With the election now a month behind us, Copibec has announced that it's ready to work with the new government to go forward with balanced, effective solutions that repair the damage done by the 2012 reform.

On-site in Trois-Rivières and Quebec City

Members of our team attended the book fairs in Trois-Rivières and Quebec City to raise awareness among players in the arts and culture sector concerning the Copyright Act review that was underway in Ottawa.

As a result, hundreds of authors, publishers and booksellers publicly showed their support for a balanced Act. The issue even made it onto the front page of Quebec City’s daily newspaper Le Soleil.

A Life Without Art? Really?

On April 23, the campaign called A Life Without Art? Really? was launched in conjunction with World Book and Copyright Day. The initiative was spearheaded by 16 organizations from the arts and culture sector, including Copibec. The goal was to raise awareness among the general public and policymakers across Canada about the crucial role played by copyright in preserving the existence of art and ensuring fair compensation for creators.

Coming soon: Montreal book fair

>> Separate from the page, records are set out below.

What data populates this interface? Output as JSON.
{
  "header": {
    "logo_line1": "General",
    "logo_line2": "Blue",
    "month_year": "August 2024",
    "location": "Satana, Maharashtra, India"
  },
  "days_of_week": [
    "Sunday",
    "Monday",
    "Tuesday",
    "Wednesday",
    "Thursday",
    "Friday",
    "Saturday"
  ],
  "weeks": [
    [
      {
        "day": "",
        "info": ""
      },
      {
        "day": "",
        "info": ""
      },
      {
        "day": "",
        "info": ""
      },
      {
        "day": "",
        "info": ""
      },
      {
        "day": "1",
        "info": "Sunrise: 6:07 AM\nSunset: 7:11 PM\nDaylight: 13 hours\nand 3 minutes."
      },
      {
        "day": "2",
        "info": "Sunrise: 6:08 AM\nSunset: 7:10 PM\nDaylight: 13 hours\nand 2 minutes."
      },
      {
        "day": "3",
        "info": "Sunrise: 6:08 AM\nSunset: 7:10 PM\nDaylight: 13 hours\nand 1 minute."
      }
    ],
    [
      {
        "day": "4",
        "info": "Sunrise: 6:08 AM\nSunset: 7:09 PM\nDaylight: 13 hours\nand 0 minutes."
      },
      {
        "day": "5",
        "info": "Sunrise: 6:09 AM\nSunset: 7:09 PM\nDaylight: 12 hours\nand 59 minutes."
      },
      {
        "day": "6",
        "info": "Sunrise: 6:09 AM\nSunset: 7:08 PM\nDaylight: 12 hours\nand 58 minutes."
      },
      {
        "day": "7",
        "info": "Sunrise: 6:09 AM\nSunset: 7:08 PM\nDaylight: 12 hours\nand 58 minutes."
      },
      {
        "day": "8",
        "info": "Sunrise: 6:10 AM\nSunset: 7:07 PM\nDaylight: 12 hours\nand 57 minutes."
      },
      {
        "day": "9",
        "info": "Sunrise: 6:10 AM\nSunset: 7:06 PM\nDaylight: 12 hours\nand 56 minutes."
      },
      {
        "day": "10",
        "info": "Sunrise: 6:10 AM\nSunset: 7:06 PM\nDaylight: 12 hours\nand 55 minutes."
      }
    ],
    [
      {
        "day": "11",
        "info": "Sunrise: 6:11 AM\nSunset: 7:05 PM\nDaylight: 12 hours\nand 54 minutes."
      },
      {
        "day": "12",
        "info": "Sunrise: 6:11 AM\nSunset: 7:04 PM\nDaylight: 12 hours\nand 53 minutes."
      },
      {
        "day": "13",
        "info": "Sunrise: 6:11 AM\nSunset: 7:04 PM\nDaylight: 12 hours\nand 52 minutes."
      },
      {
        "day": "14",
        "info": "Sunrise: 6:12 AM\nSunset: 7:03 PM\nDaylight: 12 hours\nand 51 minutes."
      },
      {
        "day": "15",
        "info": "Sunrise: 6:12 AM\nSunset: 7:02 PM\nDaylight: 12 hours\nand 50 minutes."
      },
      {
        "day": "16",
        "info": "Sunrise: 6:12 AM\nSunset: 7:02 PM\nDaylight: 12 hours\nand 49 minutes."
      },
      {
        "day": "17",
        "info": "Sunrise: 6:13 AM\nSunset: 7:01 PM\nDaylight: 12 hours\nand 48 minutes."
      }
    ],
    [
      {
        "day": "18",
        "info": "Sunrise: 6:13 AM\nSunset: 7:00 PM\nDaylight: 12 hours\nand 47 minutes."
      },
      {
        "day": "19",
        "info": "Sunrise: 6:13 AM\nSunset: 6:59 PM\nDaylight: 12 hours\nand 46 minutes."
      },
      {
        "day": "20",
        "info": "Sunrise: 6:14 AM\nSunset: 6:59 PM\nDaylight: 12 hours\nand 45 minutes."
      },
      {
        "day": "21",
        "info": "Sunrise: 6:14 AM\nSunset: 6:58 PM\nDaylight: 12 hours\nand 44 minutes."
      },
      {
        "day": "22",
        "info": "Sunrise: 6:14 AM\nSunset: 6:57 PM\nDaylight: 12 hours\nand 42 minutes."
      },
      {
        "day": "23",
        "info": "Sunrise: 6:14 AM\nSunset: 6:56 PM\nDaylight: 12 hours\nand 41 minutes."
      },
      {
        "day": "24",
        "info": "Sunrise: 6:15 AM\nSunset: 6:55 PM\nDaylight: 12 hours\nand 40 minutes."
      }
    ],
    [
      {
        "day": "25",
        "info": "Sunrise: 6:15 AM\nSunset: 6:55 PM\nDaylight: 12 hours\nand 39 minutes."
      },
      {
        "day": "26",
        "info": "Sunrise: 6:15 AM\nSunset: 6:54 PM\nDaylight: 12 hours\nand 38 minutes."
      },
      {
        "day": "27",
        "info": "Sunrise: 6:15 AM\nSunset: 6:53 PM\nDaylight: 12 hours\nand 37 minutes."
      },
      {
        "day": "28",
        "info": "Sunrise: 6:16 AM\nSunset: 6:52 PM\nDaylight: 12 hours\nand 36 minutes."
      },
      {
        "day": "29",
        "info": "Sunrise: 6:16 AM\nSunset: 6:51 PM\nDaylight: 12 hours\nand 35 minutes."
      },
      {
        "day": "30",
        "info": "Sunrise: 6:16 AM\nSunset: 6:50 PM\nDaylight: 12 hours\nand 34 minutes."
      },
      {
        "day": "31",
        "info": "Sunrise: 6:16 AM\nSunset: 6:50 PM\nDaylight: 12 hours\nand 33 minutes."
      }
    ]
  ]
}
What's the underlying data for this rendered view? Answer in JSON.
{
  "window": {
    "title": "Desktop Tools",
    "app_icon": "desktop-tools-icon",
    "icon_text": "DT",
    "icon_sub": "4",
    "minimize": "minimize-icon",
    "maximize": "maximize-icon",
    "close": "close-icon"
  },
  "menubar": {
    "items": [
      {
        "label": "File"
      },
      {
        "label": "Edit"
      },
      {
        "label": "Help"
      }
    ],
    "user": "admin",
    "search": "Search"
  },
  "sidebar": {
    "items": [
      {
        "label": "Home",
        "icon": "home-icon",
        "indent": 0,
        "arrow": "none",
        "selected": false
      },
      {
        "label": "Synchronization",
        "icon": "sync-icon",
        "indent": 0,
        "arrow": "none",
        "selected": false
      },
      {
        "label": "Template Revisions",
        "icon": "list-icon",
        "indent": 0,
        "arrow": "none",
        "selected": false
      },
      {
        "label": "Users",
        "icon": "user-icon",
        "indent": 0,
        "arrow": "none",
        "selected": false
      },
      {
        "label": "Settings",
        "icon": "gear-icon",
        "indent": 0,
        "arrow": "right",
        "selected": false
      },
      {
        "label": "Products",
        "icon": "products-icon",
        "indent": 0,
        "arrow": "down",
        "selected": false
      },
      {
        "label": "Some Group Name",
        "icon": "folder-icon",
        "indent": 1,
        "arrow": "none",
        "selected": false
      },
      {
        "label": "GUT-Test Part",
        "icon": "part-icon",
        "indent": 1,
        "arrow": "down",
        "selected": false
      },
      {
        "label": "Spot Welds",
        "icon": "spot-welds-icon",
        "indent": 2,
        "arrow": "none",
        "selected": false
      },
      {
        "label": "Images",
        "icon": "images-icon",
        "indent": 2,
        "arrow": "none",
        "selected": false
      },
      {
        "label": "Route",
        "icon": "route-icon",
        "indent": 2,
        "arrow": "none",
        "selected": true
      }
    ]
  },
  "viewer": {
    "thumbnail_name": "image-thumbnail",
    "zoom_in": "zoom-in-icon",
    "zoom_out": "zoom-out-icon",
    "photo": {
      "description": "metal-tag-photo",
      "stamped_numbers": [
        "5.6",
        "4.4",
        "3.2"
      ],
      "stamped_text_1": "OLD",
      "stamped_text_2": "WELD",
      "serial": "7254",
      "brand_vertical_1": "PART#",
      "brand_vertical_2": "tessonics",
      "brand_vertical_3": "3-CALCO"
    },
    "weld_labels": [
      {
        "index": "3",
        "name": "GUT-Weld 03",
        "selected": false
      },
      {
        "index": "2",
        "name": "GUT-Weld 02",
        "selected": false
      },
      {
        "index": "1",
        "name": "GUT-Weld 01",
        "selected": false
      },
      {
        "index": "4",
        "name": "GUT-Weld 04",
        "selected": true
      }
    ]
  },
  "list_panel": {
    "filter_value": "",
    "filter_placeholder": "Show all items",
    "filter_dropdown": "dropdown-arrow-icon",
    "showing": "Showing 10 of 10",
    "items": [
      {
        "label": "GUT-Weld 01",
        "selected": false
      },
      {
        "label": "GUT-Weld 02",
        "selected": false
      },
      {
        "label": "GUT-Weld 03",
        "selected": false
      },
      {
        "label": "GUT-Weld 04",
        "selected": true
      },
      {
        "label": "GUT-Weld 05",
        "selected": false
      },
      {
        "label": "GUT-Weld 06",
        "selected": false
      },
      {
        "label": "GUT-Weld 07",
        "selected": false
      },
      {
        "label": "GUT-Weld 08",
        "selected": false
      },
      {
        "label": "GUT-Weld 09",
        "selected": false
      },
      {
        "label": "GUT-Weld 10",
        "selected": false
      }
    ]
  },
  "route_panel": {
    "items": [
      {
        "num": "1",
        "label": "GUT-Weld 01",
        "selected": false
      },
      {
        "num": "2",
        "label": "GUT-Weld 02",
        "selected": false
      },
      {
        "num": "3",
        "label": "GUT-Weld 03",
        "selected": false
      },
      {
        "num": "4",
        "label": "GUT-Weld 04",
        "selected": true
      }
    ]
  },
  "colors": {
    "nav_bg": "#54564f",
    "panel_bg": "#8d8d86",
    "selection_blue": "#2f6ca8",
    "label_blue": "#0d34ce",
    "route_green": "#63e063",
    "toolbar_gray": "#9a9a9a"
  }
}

Copibec will be at the upcoming Salon du livre de Montréal to remind attendees that all work deserves to be compensated and copyrighted content is no exception. From November 20 to 25, members of our team will be distributing bookmarks and badges that you can wear proudly during the event. Come over and say hello to us at our booth (#751 near the Grande Place) or chat with a team member as they’re walking around!